Robohub.org
 

Robotic dragonflies take to the sky (with your help)

by
08 November 2012



share this:

Is it a bird? Is it a plane? No, it’s the Robot Dragonfly from TechJect. Developed over four years by researchers at the Georgia Institute of Technology for the US Air Force, the researchers are now investigating commercial and consumer opportunities through their recently released campaign on the crowd-funding website, IndieGoGo.

True consumer (as opposed to military or hobbyist) UAV’s first truly “took to the skies” with the release of Parrot’s iPhone-controlled AR.Drone in 2010, which has, for the last two years, been relatively unchallenged. Now, with the help of crowd-sourced funding, new takes on consumer UAVs are emerging, some more playful, and some more hobbyist oriented.

Few however are as innovative as the Robot Dragonfly, whose patented and bio-inspired drive/flight system gives it the ability to hover like a helicopter, and dynamically switch to a “gliding mode”, more like a conventional fixed-wing craft. As with all crowd-sourced campaigns, the Robot Dragonfly is not yet a finished or proven product, however if product simulations and current prototypes are to be believed (both shown in following video), its four wings and light weight (25g) should offer an interesting array of dynamic movements and flight possibilities not achievable with conventional UAV designs.

The following promotional video was released by the group along with the crowd-funding campaign. This video gives an overview of the Robot Dragonfly’s development at the Georgia Institute of Technology, takes a look at the existing research prototypes and shows simulations of the final version performing in a number of different situations.

The group are targeting a broad range of markets with their initial release and have suggested applications in Augmented-Reality Gaming, Aerial Photography, Telepresence, Personal and Commercial Security, and in the Military. For more information, see the Robot Dragonfly IndieGoGo campaign, where team-members are actively answering questions and responding to suggestions.



tags: , , , , , , , , , , , , ,


Mike Hamer





Related posts :



Robot Talk Episode 64 – Rav Chunilal

In the latest episode of the Robot Talk podcast, Claire chatted to Rav Chunilal from Sellafield all about robotics and AI for nuclear decommissioning.
31 December 2023, by

AI holidays 2023

Thanks to those that sent and suggested AI and robotics-themed holiday videos, images, and stories. Here’s a sample to get you into the spirit this season....
31 December 2023, by and

Faced with dwindling bee colonies, scientists are arming queens with robots and smart hives

By Farshad Arvin, Martin Stefanec, and Tomas Krajnik Be it the news or the dwindling number of creatures hitting your windscreens, it will not have evaded you that the insect world in bad shape. ...
31 December 2023, by

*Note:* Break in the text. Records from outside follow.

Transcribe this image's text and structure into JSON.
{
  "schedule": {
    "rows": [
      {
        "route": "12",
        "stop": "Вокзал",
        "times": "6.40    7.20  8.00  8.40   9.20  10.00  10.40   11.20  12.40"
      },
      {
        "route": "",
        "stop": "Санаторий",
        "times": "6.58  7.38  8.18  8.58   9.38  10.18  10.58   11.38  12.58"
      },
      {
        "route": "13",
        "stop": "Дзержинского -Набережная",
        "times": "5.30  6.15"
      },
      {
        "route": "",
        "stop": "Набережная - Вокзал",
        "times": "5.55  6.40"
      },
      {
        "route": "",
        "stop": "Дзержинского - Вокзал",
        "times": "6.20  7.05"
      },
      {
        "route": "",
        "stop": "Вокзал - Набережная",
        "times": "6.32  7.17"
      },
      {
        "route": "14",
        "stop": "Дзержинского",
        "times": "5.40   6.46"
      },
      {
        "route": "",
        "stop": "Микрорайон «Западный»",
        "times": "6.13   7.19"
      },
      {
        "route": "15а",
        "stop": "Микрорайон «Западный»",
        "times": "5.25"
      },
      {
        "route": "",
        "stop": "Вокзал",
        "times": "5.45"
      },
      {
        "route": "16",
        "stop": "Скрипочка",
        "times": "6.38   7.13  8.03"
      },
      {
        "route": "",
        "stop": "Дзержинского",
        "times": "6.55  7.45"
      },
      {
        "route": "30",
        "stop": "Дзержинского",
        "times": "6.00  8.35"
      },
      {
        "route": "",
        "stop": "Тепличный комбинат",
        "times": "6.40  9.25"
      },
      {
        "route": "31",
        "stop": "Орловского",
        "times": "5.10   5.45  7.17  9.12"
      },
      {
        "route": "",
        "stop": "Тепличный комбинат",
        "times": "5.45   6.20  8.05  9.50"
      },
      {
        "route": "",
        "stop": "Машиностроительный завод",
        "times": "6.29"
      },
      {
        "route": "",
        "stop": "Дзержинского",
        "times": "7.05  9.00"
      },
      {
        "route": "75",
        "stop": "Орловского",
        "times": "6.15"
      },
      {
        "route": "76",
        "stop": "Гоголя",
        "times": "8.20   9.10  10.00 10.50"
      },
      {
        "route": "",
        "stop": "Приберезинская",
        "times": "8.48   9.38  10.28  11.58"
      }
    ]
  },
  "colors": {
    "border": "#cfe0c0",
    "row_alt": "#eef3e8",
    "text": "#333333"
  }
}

Robot Talk Episode 63 – Ayse Kucukyilmaz

In the latest episode of the Robot Talk podcast, Claire chatted to Ayse Kucukyilmaz from the University of Nottingham about collaboration, conflict and failure in human-robot interactions.
31 December 2023, by

Interview with Dautzenberg Roman: #IROS2023 Best Paper Award on Mobile Manipulation sponsored by OMRON Sinic X Corp.

The award-winning author describe their work on an aerial robot which can exert large forces onto walls.
19 November 2023, by

Robot Talk Episode 62 – Jorvon Moss

In the latest episode of the Robot Talk podcast, Claire chatted to Jorvon (Odd-Jayy) Moss from Digikey about making robots at home, and robot design and aesthetics.
17 November 2023, by





©2024 - Association for the Understanding of Artificial Intelligence


 












©2021 - ROBOTS Association